§ Work request:
Nothing but a number should be given: how many lines in the entries below include the string "hobbits".

§ Data for this task:

—————

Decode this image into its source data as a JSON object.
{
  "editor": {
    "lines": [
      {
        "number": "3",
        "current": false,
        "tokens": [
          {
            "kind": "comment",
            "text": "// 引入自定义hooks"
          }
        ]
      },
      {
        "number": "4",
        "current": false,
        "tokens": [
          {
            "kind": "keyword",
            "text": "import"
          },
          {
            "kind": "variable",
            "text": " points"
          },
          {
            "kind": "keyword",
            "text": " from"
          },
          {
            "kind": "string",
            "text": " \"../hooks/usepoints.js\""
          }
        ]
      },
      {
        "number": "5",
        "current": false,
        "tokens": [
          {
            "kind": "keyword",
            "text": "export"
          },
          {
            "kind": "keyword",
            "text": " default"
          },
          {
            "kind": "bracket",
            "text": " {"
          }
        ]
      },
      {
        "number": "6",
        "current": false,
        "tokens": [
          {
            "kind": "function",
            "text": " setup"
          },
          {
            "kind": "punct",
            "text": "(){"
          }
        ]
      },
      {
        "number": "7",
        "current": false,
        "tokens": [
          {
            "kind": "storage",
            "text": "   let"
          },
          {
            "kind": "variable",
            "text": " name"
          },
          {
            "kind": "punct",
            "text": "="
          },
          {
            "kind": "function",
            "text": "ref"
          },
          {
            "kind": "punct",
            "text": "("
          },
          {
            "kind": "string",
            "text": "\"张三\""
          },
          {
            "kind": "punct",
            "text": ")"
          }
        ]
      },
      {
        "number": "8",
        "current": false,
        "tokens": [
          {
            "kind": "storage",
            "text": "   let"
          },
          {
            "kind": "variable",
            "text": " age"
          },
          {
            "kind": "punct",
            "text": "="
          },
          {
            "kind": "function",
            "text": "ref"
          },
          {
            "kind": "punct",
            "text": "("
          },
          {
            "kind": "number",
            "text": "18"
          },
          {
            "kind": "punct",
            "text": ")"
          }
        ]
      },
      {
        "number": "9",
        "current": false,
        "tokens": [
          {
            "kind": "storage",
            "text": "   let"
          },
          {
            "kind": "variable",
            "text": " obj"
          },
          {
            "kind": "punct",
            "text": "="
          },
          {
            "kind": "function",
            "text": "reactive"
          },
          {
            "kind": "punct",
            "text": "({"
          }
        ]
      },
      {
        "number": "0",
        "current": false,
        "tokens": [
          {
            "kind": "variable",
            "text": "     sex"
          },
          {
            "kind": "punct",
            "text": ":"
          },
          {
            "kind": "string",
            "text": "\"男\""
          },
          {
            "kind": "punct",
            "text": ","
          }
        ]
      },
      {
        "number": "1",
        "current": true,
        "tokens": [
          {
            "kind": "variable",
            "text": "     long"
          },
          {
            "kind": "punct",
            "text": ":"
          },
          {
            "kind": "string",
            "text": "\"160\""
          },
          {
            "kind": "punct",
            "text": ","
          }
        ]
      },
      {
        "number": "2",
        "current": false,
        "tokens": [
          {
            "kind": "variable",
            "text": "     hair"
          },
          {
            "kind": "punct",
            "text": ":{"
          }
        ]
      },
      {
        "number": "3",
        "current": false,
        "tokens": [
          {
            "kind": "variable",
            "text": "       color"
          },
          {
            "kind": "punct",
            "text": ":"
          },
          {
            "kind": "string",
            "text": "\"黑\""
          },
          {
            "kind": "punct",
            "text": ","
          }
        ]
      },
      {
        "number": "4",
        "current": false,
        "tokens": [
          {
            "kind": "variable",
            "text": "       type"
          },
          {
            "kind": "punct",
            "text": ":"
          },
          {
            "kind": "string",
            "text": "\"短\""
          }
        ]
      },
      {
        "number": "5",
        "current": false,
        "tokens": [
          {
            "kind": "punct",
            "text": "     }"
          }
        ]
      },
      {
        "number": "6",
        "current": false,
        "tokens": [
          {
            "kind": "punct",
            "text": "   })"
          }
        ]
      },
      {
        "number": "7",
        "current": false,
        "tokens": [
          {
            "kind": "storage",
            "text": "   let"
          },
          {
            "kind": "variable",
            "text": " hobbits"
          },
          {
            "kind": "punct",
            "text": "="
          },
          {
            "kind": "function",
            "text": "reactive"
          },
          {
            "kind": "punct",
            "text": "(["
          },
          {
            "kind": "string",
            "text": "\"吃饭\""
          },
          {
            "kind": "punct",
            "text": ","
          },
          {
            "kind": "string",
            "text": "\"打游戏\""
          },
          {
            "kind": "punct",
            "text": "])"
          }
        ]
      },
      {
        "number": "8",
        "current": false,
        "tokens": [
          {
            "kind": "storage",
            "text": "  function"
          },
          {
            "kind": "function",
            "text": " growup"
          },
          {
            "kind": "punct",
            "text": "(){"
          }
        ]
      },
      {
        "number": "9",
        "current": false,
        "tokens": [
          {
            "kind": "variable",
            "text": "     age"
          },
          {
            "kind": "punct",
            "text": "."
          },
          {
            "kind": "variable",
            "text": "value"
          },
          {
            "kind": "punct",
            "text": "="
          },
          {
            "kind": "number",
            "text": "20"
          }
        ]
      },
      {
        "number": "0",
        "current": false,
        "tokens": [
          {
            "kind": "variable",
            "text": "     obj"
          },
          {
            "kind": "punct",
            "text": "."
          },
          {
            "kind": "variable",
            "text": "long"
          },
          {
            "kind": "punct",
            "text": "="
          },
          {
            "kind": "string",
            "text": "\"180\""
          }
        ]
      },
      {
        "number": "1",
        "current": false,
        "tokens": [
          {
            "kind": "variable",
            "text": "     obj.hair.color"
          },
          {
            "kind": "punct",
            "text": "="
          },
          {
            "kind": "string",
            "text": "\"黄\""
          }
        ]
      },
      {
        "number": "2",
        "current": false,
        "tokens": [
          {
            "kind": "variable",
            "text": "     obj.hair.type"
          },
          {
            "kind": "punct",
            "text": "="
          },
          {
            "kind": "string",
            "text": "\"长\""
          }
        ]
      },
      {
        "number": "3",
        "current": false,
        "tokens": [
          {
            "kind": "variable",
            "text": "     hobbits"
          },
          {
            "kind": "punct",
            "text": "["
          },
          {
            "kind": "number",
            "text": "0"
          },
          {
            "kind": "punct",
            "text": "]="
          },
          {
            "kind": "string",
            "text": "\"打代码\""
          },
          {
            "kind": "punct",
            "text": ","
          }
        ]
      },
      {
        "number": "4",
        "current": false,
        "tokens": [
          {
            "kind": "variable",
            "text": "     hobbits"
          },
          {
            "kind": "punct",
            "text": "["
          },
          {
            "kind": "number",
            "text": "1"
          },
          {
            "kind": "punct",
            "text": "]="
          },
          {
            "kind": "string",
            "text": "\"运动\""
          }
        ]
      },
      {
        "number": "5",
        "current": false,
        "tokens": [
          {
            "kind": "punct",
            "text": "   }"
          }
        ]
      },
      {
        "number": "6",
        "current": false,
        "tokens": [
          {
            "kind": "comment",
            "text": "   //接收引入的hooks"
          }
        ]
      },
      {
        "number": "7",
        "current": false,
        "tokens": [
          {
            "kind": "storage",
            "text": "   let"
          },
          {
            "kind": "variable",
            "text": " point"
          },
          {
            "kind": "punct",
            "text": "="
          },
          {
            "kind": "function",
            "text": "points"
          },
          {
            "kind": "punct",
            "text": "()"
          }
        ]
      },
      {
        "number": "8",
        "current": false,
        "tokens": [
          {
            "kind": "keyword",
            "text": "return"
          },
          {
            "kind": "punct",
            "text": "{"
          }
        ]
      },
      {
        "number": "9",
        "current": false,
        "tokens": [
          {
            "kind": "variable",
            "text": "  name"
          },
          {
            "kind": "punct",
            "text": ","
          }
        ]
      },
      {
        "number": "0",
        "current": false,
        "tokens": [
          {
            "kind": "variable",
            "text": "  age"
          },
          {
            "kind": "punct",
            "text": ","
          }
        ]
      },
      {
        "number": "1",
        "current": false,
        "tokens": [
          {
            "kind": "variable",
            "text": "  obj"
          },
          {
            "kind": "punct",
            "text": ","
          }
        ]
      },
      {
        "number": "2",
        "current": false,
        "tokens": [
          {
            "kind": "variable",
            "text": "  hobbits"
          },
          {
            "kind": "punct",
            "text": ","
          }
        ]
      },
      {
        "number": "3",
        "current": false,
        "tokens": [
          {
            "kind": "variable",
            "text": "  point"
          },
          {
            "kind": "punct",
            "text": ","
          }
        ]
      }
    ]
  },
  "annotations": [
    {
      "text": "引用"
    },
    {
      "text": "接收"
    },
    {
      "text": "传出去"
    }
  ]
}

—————

§ Exercise result:
4